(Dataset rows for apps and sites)
---+---

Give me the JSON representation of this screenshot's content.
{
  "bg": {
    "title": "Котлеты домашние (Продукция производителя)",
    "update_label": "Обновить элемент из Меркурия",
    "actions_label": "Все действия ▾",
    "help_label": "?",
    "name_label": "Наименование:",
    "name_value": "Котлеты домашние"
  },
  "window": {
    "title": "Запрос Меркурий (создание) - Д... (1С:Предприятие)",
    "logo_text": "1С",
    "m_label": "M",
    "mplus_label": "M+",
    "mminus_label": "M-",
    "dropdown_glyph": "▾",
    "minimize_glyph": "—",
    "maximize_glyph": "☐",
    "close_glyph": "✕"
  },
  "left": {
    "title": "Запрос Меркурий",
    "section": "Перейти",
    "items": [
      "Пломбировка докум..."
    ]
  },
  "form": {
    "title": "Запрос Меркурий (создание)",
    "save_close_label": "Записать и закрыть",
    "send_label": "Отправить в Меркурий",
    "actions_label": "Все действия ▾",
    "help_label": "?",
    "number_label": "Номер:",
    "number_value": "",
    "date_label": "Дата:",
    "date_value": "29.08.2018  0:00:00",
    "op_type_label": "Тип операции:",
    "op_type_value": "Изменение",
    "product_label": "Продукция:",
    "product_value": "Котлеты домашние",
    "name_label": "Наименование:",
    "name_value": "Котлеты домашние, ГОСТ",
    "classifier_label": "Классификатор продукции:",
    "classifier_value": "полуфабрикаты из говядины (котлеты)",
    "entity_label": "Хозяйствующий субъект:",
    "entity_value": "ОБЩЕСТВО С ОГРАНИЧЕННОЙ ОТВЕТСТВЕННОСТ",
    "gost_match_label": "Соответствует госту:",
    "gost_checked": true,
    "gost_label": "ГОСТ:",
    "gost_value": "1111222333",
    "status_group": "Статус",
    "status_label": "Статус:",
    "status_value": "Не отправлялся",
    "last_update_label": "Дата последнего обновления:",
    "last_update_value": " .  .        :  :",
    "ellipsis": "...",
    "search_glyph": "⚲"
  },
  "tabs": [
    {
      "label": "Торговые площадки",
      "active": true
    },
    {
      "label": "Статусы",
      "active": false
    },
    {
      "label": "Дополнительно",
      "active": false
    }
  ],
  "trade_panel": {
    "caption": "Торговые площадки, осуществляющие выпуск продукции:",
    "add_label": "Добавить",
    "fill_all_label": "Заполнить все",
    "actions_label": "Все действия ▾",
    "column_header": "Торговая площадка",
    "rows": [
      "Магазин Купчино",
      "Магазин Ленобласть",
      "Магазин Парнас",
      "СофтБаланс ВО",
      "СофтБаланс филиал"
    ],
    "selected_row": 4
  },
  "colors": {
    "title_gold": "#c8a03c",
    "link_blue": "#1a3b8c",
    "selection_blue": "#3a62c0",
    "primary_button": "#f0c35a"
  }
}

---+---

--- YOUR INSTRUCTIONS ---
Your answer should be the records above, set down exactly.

--- TASK RESPONSE ---
Give me the JSON representation of this screenshot's content.
{
  "bg": {
    "title": "Котлеты домашние (Продукция производителя)",
    "update_label": "Обновить элемент из Меркурия",
    "actions_label": "Все действия ▾",
    "help_label": "?",
    "name_label": "Наименование:",
    "name_value": "Котлеты домашние"
  },
  "window": {
    "title": "Запрос Меркурий (создание) - Д... (1С:Предприятие)",
    "logo_text": "1С",
    "m_label": "M",
    "mplus_label": "M+",
    "mminus_label": "M-",
    "dropdown_glyph": "▾",
    "minimize_glyph": "—",
    "maximize_glyph": "☐",
    "close_glyph": "✕"
  },
  "left": {
    "title": "Запрос Меркурий",
    "section": "Перейти",
    "items": [
      "Пломбировка докум..."
    ]
  },
  "form": {
    "title": "Запрос Меркурий (создание)",
    "save_close_label": "Записать и закрыть",
    "send_label": "Отправить в Меркурий",
    "actions_label": "Все действия ▾",
    "help_label": "?",
    "number_label": "Номер:",
    "number_value": "",
    "date_label": "Дата:",
    "date_value": "29.08.2018  0:00:00",
    "op_type_label": "Тип операции:",
    "op_type_value": "Изменение",
    "product_label": "Продукция:",
    "product_value": "Котлеты домашние",
    "name_label": "Наименование:",
    "name_value": "Котлеты домашние, ГОСТ",
    "classifier_label": "Классификатор продукции:",
    "classifier_value": "полуфабрикаты из говядины (котлеты)",
    "entity_label": "Хозяйствующий субъект:",
    "entity_value": "ОБЩЕСТВО С ОГРАНИЧЕННОЙ ОТВЕТСТВЕННОСТ",
    "gost_match_label": "Соответствует госту:",
    "gost_checked": true,
    "gost_label": "ГОСТ:",
    "gost_value": "1111222333",
    "status_group": "Статус",
    "status_label": "Статус:",
    "status_value": "Не отправлялся",
    "last_update_label": "Дата последнего обновления:",
    "last_update_value": " .  .        :  :",
    "ellipsis": "...",
    "search_glyph": "⚲"
  },
  "tabs": [
    {
      "label": "Торговые площадки",
      "active": true
    },
    {
      "label": "Статусы",
      "active": false
    },
    {
      "label": "Дополнительно",
      "active": false
    }
  ],
  "trade_panel": {
    "caption": "Торговые площадки, осуществляющие выпуск продукции:",
    "add_label": "Добавить",
    "fill_all_label": "Заполнить все",
    "actions_label": "Все действия ▾",
    "column_header": "Торговая площадка",
    "rows": [
      "Магазин Купчино",
      "Магазин Ленобласть",
      "Магазин Парнас",
      "СофтБаланс ВО",
      "СофтБаланс филиал"
    ],
    "selected_row": 4
  },
  "colors": {
    "title_gold": "#c8a03c",
    "link_blue": "#1a3b8c",
    "selection_blue": "#3a62c0",
    "primary_button": "#f0c35a"
  }
}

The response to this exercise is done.